On this page you will find helpful tips and advice for how to start a conversation with the youth in your life about making healthy decisions about substance use. Talking about substance use does not have to be difficult, confrontational, or anxiety-inducing; trying out different conversational strategies may help to build a stronger relationship with the youth in your life. Keep in mind that empowering the youth in your life to make healthy decisions empowers youth to make health decisions in various aspects of their life, not just substance use. Click on the links below to learn more about ways to keep the youth in your life safe from sources such as the Partnership for Drug-Free Kids:
Conversation Tips for Parents
- Show your concern. Express to your child that you’re worried about her (example, “You haven’t been yourself lately”).
- Be direct.
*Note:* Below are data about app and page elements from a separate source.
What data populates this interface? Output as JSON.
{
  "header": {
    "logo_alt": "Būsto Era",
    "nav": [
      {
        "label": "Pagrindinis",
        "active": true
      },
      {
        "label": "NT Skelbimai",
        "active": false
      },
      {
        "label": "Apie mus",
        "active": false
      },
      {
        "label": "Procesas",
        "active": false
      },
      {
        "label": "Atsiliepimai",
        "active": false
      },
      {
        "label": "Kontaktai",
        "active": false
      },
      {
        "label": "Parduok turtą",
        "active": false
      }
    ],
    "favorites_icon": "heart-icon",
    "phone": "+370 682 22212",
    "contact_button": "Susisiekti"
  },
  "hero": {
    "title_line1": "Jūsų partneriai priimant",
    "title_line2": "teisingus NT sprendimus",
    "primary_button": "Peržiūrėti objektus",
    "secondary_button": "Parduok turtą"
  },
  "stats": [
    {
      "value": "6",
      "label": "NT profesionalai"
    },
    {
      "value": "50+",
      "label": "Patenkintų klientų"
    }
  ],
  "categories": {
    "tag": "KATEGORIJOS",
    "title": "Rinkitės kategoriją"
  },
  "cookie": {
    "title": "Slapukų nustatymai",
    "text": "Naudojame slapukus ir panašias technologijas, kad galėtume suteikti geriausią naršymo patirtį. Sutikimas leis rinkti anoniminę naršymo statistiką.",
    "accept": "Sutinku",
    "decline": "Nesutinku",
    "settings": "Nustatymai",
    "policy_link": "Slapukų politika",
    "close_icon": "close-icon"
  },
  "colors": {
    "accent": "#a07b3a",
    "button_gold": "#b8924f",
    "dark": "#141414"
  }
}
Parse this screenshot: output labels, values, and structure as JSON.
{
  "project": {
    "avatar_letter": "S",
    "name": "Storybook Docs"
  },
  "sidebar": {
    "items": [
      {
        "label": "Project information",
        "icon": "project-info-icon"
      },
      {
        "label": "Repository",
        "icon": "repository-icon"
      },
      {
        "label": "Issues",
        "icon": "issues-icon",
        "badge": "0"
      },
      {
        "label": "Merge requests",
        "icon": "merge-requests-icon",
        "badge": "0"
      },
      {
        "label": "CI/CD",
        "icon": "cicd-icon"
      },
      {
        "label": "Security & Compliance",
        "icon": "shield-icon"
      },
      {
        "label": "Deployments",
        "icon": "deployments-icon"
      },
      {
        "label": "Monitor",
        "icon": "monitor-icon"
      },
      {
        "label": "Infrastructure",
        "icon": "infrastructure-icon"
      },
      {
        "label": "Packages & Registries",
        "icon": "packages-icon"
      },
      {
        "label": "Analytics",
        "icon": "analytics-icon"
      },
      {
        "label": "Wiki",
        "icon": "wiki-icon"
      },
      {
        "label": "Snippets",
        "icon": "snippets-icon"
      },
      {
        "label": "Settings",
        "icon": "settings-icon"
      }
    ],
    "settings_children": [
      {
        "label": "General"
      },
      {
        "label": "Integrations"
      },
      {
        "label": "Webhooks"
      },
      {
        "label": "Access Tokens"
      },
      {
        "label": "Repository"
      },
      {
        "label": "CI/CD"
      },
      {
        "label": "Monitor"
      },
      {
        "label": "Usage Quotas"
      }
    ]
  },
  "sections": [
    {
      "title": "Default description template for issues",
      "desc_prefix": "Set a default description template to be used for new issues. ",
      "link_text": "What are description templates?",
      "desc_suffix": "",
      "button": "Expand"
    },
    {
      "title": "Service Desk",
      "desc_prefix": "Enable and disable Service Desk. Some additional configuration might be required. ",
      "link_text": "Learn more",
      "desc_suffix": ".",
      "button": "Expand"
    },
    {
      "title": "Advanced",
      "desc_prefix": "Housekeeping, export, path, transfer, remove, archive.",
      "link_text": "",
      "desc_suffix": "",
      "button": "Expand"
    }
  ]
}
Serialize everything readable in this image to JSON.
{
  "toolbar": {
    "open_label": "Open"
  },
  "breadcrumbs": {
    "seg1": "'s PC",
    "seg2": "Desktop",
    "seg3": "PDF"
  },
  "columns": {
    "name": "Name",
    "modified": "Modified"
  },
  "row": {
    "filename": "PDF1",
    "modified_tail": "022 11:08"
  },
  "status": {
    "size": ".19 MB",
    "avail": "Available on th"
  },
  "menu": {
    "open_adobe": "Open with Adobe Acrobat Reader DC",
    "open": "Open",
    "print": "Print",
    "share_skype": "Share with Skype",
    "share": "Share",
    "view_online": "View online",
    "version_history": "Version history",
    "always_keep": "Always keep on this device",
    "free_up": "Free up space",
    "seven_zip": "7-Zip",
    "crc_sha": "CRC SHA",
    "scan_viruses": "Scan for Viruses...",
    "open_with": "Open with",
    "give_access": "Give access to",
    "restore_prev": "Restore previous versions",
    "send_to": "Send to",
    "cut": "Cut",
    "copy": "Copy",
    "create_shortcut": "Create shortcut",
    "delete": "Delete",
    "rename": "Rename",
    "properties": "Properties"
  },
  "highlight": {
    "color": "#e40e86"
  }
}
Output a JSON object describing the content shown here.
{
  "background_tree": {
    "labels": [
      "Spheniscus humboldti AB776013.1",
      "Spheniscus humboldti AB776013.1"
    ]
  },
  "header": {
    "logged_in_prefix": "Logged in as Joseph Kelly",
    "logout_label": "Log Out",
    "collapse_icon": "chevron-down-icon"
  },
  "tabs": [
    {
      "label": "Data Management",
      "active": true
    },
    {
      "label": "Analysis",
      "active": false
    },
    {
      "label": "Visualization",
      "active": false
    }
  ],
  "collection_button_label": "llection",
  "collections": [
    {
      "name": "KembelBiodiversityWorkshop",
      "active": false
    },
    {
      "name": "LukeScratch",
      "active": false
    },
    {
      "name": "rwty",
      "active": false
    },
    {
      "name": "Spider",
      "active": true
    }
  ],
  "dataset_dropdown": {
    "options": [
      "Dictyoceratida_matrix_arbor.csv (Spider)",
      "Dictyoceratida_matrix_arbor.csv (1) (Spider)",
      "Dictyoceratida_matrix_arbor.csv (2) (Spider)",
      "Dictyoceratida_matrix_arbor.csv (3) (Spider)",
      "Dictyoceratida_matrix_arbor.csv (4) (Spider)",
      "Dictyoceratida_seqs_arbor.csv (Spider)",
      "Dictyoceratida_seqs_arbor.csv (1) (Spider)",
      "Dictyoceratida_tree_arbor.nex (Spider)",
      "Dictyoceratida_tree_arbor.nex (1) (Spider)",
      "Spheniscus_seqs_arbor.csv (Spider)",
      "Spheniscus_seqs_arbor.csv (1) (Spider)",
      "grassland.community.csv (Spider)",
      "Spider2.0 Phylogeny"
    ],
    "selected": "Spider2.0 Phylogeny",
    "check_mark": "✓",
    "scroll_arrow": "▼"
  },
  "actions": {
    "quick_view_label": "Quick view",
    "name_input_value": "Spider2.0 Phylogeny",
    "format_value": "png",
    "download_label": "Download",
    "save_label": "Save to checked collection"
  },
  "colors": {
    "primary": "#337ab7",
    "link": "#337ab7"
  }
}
Clearly state your concerns as well as any evidence you’ve found (“You’re not showering, your grades have dropped, and I found empty beer cans in your car”).
- Let your child know you value their honesty and are willing to listen without making judgments. Keep in mind that listening without making judgments does not mean that there will not be consequences).
- Watch your tone of voice. Even though may you want to raise your voice, it is important to speak calmly so that you do not push your child away.
- Check out this resource for more tips: Have a Conversation Not a Confrontation Guide (PDF)
- Depending on your child’s age, you may approach the conversation different. Click HERE to read more about talking to your child at any age about substance misuse.
More Conversation Tips for Parents
- The Massachusetts Department of Public Health provides conversation tips for parents on a wide range of topics, including tips for high school-aged and middle school-aged youth.
- It’s important to know the facts about substance misuse while talking to your children. Click HERE to learn more facts on teen substance misuse.
- Is There A Problem? Learn how to spot signs of drug use, how to start the conversation, and more.
Youth Mental Health
It’s important to ask our young folks how they’re doing, not just what they’ve been up to. Youth learn from those around them; asking about mental health is a great way to teach our children that talking about feelings and mental wellbeing is normal.